Resigned Astonishment is a chair-like object that is neither chair nor functional, but is an homage to modernist design, like many of Dedobbeleer’s other sculptures. The wood that he used comes from an old table but no one would know the source material by looking at the current sculpture. While transforming the old into the new, Dedobbeleer also points to Ornament and Crime, modernist architect Adolf Loos’s 1929 text criticizing ornamentation and promoting the return to a simple craft-conscious modern art. The titles of Dedobbeleer’s sculptures are phrases directly taken from Loos’s texts.

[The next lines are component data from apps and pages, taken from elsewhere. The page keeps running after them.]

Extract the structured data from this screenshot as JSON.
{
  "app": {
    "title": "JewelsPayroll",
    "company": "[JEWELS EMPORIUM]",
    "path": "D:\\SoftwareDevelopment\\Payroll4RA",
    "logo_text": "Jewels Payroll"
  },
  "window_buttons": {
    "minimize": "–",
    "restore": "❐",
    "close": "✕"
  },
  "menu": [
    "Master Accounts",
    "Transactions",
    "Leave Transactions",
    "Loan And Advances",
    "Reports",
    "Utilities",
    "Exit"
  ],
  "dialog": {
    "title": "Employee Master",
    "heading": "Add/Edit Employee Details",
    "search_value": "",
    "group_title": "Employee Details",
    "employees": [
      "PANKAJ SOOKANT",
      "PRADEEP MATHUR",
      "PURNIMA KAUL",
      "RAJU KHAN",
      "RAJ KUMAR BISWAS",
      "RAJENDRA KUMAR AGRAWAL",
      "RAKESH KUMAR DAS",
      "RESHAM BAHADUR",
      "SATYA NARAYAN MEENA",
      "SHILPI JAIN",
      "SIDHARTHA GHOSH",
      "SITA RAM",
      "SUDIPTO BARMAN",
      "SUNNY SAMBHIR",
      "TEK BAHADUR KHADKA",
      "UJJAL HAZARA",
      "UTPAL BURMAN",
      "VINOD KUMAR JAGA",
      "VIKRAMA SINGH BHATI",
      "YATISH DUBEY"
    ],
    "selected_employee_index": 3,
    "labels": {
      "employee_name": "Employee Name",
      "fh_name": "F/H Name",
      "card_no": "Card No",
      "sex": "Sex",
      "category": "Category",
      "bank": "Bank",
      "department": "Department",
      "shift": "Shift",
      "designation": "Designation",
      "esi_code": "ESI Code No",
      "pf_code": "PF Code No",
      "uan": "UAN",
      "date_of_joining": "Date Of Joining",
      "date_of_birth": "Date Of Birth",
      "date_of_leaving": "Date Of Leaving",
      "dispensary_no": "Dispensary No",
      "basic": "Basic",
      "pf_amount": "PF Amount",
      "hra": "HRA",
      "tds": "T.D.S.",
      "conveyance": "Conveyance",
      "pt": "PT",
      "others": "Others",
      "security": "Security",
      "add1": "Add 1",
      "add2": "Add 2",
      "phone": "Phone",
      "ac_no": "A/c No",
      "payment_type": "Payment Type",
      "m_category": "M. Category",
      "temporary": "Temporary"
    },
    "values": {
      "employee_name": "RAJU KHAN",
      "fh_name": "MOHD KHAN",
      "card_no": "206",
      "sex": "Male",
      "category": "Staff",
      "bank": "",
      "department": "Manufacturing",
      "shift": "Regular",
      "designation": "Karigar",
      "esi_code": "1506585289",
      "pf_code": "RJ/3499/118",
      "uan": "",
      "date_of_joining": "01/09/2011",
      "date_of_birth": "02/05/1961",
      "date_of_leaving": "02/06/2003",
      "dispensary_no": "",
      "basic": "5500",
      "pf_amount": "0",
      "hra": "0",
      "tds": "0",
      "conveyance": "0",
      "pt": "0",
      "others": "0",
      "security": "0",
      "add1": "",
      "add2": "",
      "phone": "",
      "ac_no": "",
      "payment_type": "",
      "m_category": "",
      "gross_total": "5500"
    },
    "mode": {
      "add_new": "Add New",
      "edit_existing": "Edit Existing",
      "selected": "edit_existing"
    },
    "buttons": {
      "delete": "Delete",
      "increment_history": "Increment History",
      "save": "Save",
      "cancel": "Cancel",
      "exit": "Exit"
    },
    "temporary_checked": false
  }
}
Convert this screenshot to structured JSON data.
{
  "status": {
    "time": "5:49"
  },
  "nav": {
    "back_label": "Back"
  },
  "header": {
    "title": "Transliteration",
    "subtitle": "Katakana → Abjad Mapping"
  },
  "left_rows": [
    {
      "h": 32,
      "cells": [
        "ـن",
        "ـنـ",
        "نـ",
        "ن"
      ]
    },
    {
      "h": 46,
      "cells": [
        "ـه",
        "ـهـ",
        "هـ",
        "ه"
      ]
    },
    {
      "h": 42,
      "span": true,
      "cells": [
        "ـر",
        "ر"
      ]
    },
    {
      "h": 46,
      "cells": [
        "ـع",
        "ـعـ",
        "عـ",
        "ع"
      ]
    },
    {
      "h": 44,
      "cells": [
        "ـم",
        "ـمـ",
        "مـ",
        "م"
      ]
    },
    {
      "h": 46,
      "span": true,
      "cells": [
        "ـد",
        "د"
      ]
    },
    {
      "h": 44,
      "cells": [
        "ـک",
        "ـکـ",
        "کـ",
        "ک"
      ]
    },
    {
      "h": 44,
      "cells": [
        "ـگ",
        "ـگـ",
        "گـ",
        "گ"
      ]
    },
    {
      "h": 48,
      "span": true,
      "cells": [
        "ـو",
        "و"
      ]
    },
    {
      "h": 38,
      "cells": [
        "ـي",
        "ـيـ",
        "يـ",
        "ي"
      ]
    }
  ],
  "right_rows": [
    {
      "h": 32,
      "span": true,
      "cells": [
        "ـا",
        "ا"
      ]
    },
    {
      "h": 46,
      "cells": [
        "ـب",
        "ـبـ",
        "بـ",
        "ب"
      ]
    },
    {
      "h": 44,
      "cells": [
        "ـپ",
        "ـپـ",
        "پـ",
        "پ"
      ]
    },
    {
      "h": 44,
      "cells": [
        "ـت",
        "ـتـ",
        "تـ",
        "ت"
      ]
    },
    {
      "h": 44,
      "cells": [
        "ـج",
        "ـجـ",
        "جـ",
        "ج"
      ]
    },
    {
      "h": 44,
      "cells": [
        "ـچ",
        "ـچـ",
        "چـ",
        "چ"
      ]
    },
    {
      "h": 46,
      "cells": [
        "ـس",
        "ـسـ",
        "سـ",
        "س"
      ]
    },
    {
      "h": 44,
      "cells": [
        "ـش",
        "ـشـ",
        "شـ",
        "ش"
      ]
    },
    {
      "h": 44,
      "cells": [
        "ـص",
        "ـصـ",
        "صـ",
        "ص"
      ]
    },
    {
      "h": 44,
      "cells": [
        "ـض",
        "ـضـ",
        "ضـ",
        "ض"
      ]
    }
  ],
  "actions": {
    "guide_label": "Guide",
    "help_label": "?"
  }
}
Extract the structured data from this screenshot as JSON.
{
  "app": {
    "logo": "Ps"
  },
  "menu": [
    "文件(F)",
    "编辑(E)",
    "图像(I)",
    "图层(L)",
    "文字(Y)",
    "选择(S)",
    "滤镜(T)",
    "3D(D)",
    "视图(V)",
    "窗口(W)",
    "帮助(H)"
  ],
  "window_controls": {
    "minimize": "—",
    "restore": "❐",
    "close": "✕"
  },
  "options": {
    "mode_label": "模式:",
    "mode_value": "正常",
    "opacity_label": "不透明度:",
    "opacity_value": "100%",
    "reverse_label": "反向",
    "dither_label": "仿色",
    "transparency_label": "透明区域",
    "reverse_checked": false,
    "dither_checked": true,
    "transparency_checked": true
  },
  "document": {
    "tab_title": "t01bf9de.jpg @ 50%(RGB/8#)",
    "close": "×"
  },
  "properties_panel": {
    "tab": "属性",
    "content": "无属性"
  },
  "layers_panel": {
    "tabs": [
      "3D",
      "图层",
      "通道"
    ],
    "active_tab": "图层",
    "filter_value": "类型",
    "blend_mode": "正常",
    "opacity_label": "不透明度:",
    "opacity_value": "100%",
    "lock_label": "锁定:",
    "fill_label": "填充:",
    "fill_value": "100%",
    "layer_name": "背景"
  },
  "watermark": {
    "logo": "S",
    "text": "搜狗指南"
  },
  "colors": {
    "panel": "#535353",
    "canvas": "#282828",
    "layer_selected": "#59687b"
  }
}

A marble tabletop reminiscent of café tables at the turn of the 20th century is hung on the wall as a painting might be, with the title Revolution Always Comes From Below, a quote fragment from Loos’s 1897 text which continues with ..”and in this case below is the craftsman’s workshop.” The work contains a multi-layered meaning and play on words: politically, the title alludes to the idea that change starts with the demand of the people rather than as the initiative of their leaders, maybe as a nod to the world-wide protests continuing since 2011. Physically, the tabletop’s positioning is moved from below – the top of a small table – to a higher location – the wall. In the art world, creating an art object out of a utilitarian one just by changing its position was also revolutionary as an approach. We only need to remember Duchamp’s readymades, specifically Bicycle Wheel from 1913, and the impact these works had on art ever since. But whereas Duchamp was less interested in the visual qualities of his readymades, “The choice of readymades is always based on visual indifference and, at the same time, on the total absence of good or bad taste, Dedobbeller indulges in the beauty and harmony that the juxtaposition of his objects elicit. Nowadays, however, maybe even more revolutionary is the return to craftsmanship at a time when the art world most champions those artists that use prefabrication and outsourcing as their modus operandi. Of course we cannot claim that Dedobbeleer made the work in the traditional way, but in the spirit of Duchamp, he chose the pieces and combined them to often poetic reconfigurations.
The inherent historicity of the source objects used, and then deconstructed in the process of reassembling, along with the mysterious titles that allude to a respect for craftsmanship, allow the viewer to dream and create personal associations with each piece, maybe recalling objects from their youth. And in many regards, that respect for material culture, meaning, and craftsmanship, is the unique element to Dedobbeleer’s work, a concept that has become rather obsolete in contemporary art.